Task brief:
Could you write out all of the data again, word for word?

(Entries supplied)

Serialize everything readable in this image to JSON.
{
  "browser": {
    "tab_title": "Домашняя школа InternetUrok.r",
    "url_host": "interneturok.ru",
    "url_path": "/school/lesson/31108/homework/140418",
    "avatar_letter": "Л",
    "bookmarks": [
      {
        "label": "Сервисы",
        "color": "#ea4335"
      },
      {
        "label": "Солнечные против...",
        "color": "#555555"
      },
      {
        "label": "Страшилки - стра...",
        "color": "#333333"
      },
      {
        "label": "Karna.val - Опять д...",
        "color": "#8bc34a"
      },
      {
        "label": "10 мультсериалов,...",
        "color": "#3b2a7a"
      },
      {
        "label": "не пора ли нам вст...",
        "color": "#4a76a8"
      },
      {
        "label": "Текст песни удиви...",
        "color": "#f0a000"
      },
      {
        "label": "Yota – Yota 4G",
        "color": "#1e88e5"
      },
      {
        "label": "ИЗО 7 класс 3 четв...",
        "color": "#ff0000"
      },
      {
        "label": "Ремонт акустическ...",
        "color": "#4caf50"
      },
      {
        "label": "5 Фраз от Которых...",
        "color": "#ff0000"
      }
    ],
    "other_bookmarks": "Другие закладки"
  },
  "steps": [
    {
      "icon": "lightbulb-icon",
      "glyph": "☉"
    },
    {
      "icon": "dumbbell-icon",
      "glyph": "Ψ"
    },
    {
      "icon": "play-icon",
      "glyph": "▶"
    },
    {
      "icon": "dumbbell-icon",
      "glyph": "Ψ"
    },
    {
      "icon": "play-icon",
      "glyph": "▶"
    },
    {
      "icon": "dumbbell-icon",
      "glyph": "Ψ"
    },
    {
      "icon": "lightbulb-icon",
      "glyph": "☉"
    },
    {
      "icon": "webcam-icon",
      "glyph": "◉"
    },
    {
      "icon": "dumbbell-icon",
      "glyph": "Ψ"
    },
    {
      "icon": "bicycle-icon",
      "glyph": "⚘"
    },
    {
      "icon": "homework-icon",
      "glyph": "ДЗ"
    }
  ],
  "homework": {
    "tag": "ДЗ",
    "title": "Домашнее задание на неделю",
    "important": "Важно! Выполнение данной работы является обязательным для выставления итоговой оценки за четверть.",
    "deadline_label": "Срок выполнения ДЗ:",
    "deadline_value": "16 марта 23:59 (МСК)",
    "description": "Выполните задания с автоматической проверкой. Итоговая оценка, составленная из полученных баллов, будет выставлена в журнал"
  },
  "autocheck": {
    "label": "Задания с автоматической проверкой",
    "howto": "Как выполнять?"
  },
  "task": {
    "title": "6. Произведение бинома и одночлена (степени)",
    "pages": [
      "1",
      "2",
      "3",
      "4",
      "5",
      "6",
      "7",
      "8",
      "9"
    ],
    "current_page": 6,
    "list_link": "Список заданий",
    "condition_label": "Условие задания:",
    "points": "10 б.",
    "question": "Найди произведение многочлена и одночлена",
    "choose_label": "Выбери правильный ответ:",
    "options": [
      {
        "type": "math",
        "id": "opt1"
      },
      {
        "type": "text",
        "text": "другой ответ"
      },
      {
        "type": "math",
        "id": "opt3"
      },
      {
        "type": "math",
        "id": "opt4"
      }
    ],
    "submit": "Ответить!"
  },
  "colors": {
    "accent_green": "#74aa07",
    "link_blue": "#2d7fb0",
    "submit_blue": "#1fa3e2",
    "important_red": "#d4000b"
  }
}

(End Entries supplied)

Task response:
Serialize everything readable in this image to JSON.
{
  "browser": {
    "tab_title": "Домашняя школа InternetUrok.r",
    "url_host": "interneturok.ru",
    "url_path": "/school/lesson/31108/homework/140418",
    "avatar_letter": "Л",
    "bookmarks": [
      {
        "label": "Сервисы",
        "color": "#ea4335"
      },
      {
        "label": "Солнечные против...",
        "color": "#555555"
      },
      {
        "label": "Страшилки - стра...",
        "color": "#333333"
      },
      {
        "label": "Karna.val - Опять д...",
        "color": "#8bc34a"
      },
      {
        "label": "10 мультсериалов,...",
        "color": "#3b2a7a"
      },
      {
        "label": "не пора ли нам вст...",
        "color": "#4a76a8"
      },
      {
        "label": "Текст песни удиви...",
        "color": "#f0a000"
      },
      {
        "label": "Yota – Yota 4G",
        "color": "#1e88e5"
      },
      {
        "label": "ИЗО 7 класс 3 четв...",
        "color": "#ff0000"
      },
      {
        "label": "Ремонт акустическ...",
        "color": "#4caf50"
      },
      {
        "label": "5 Фраз от Которых...",
        "color": "#ff0000"
      }
    ],
    "other_bookmarks": "Другие закладки"
  },
  "steps": [
    {
      "icon": "lightbulb-icon",
      "glyph": "☉"
    },
    {
      "icon": "dumbbell-icon",
      "glyph": "Ψ"
    },
    {
      "icon": "play-icon",
      "glyph": "▶"
    },
    {
      "icon": "dumbbell-icon",
      "glyph": "Ψ"
    },
    {
      "icon": "play-icon",
      "glyph": "▶"
    },
    {
      "icon": "dumbbell-icon",
      "glyph": "Ψ"
    },
    {
      "icon": "lightbulb-icon",
      "glyph": "☉"
    },
    {
      "icon": "webcam-icon",
      "glyph": "◉"
    },
    {
      "icon": "dumbbell-icon",
      "glyph": "Ψ"
    },
    {
      "icon": "bicycle-icon",
      "glyph": "⚘"
    },
    {
      "icon": "homework-icon",
      "glyph": "ДЗ"
    }
  ],
  "homework": {
    "tag": "ДЗ",
    "title": "Домашнее задание на неделю",
    "important": "Важно! Выполнение данной работы является обязательным для выставления итоговой оценки за четверть.",
    "deadline_label": "Срок выполнения ДЗ:",
    "deadline_value": "16 марта 23:59 (МСК)",
    "description": "Выполните задания с автоматической проверкой. Итоговая оценка, составленная из полученных баллов, будет выставлена в журнал"
  },
  "autocheck": {
    "label": "Задания с автоматической проверкой",
    "howto": "Как выполнять?"
  },
  "task": {
    "title": "6. Произведение бинома и одночлена (степени)",
    "pages": [
      "1",
      "2",
      "3",
      "4",
      "5",
      "6",
      "7",
      "8",
      "9"
    ],
    "current_page": 6,
    "list_link": "Список заданий",
    "condition_label": "Условие задания:",
    "points": "10 б.",
    "question": "Найди произведение многочлена и одночлена",
    "choose_label": "Выбери правильный ответ:",
    "options": [
      {
        "type": "math",
        "id": "opt1"
      },
      {
        "type": "text",
        "text": "другой ответ"
      },
      {
        "type": "math",
        "id": "opt3"
      },
      {
        "type": "math",
        "id": "opt4"
      }
    ],
    "submit": "Ответить!"
  },
  "colors": {
    "accent_green": "#74aa07",
    "link_blue": "#2d7fb0",
    "submit_blue": "#1fa3e2",
    "important_red": "#d4000b"
  }
}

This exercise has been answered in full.